Kal Agar Main Marjaun begins with the interesting premise such as drinking water being stolen as though it were a coveted object. The narrative interweaves important questions on the passage of time, equating time itself to death as each moment passes. The play seems to focus on the clashing of two different ideologies embodied by Tariq Raja (Naujawaan) and Nazar Ul Hassan’s character (Bhoora). One wants to stay stuck in time and one wants to race against time to the future.

Actor Tariq Raja, who essays the role of Naujawaan, notes that the play begins with his character stating his perception of life and death as two different realms.

Naujawan (Tariq Raja) and Bhoora (Nazar Ul Hassan) share a moment.
Naujawan (Tariq Raja) and Bhoora (Nazar Ul Hassan) share a moment.

“Life as something to be celebrated and death as something to mourn about but towards the end of the narrative, Naujawaan is exposed to the realization that life and death are actually two sides of the same coin,” Raja explains. “The broader spectrum of life as whole has nothing to do with death; death is essentially life transforming to a new form; dying is as beautiful as living.”

Watch out for a key self-reflective moment in the play where Naujawaan echoes what runs on loop in almost every middle-class, urban, working millennial’s mind: “What do I do with this compromised life? Have sex? Raise kids? Wear a tie and live a lie? Succumb to a life that subscribes to society’s superficial norms?”

The evocative scenes between Naujawaan and Bhoora (played by Nazar-Ul-Hassan) will definitely leave you questioning and comprehending your own life, death, childhood and existence. The performances by the central characters are essentially engaging and thought-provoking. Lighting design by Fraz Chotani, and an abstract, presentational set design juxtaposed against the handmade backdrop of a painting by a group of artists, complements the blocking of the actors.

You can follow the Vasl Instagram page for more updates on the play and the upcoming post-performance discussion with the cast and crew. Naila Mehmood, co-director at Vasl, is hopeful that the play will eventually be staged for live audiences, as initially planned, once restrictions are relaxed and artistic and cultural activities can be resumed on a steady basis.

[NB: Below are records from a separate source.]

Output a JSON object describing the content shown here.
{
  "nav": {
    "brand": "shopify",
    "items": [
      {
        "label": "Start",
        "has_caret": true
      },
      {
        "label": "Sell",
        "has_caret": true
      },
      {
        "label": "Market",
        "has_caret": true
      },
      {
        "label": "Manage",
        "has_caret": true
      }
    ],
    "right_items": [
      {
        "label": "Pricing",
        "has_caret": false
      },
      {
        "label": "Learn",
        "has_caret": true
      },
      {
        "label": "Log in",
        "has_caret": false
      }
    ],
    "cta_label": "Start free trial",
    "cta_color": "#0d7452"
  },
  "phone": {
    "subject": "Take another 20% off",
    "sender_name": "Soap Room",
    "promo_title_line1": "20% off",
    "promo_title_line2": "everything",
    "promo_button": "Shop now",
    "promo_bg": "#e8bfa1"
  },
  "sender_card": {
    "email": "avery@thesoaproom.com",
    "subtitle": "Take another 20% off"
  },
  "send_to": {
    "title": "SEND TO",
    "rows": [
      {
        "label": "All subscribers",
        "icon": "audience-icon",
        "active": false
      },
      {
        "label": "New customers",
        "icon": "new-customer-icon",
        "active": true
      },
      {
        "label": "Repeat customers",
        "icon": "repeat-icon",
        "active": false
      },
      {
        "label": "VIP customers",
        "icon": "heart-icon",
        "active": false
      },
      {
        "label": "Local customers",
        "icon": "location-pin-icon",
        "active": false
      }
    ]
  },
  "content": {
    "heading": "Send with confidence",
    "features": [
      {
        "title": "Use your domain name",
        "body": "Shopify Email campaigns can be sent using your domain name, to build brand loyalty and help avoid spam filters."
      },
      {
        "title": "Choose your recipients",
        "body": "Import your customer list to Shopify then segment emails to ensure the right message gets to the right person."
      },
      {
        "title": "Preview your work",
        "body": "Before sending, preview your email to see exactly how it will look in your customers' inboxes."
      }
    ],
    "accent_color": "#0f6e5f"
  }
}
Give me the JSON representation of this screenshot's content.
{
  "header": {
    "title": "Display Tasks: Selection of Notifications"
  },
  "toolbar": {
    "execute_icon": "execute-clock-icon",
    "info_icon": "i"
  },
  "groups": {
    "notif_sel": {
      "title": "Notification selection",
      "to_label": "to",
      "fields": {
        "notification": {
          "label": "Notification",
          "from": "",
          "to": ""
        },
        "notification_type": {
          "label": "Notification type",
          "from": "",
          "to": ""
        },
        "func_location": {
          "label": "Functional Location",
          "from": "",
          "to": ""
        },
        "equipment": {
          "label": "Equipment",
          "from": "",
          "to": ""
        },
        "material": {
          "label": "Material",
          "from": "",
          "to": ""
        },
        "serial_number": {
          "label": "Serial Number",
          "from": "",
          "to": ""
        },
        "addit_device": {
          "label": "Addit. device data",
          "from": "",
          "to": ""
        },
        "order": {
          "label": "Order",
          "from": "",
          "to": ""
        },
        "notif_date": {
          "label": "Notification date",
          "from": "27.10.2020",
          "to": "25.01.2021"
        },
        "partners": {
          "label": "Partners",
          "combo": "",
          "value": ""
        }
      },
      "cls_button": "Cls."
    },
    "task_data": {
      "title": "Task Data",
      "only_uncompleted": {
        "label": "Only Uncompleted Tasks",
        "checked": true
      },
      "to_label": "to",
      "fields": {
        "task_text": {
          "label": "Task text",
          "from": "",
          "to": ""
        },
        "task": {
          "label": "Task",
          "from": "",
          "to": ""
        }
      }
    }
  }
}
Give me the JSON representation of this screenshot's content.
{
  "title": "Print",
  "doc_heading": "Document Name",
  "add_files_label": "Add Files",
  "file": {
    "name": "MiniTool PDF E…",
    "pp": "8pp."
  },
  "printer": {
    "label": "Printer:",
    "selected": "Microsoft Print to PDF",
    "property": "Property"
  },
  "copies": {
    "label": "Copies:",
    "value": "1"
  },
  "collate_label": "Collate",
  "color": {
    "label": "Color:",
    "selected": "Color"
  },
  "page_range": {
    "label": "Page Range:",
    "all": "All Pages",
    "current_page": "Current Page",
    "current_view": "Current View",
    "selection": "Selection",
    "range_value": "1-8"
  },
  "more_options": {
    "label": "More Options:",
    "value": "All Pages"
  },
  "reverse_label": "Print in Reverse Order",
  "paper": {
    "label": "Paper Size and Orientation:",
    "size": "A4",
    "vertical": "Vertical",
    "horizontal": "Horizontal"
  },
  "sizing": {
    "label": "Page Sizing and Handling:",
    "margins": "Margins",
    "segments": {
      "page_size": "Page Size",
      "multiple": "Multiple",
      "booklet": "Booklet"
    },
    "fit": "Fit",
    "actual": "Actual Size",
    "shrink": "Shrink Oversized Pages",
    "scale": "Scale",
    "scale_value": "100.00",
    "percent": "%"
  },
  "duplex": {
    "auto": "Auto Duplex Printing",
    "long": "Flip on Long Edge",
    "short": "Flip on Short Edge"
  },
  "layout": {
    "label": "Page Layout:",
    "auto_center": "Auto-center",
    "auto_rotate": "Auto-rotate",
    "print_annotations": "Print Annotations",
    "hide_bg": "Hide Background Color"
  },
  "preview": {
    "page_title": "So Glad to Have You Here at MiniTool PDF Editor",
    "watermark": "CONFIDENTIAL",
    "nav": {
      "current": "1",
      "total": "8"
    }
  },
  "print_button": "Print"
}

The decision to release the Kal Agar Main Marjaun digitally has been taken assuming that this year, all live performances and mass in-person gatherings for the performing arts seem to be on a standstill because of the pandemic still looming large in the country.

The future of theatre and performing arts on the whole seems bleak given the recent setbacks faced by performing arts forms. The Annual Comedy Theatre Festival held at the National Academy of Performing Arts was staged only to be filmed for digital release. There has been no theatre or music activity at NAPA for public viewing since the first lockdown in March 2020. Recently, the Karachi Theatre Festival to be organized and held this year at the Arts Council of Pakistan Karachi was also postponed indefinitely owing to Covid-19 restrictions. This then begs the question, what is the post-Covid future of live performing arts and artists alike in theatre, music and dance? The coming months will hopefully provide a concrete answer.

As for the play, this isn’t the first collaboration between Khalid Ahmad and Bee Gul. The duo collaborated last year for another one-act masterpiece titled Bedroom Conversations that had been staged at NAPA and the Karachi Theatre Festival at the Arts Council in 2020. It received immense appreciation from critics and audiences alike.

Bee Gul, who has written for all mass media including film, television and the web, admits that writing for the stage is one of the most liberating experiences in her career, and theatre remains her favourite medium as a writer.

– Afreen is a creative writer and multimedia professional with special interests in Film, TV, Performing Arts and Pop Culture. 

She can be reached at

-Photography by Sawant Shah

Theatre goes digital: Kal Agar Main Marjaun embraces streaming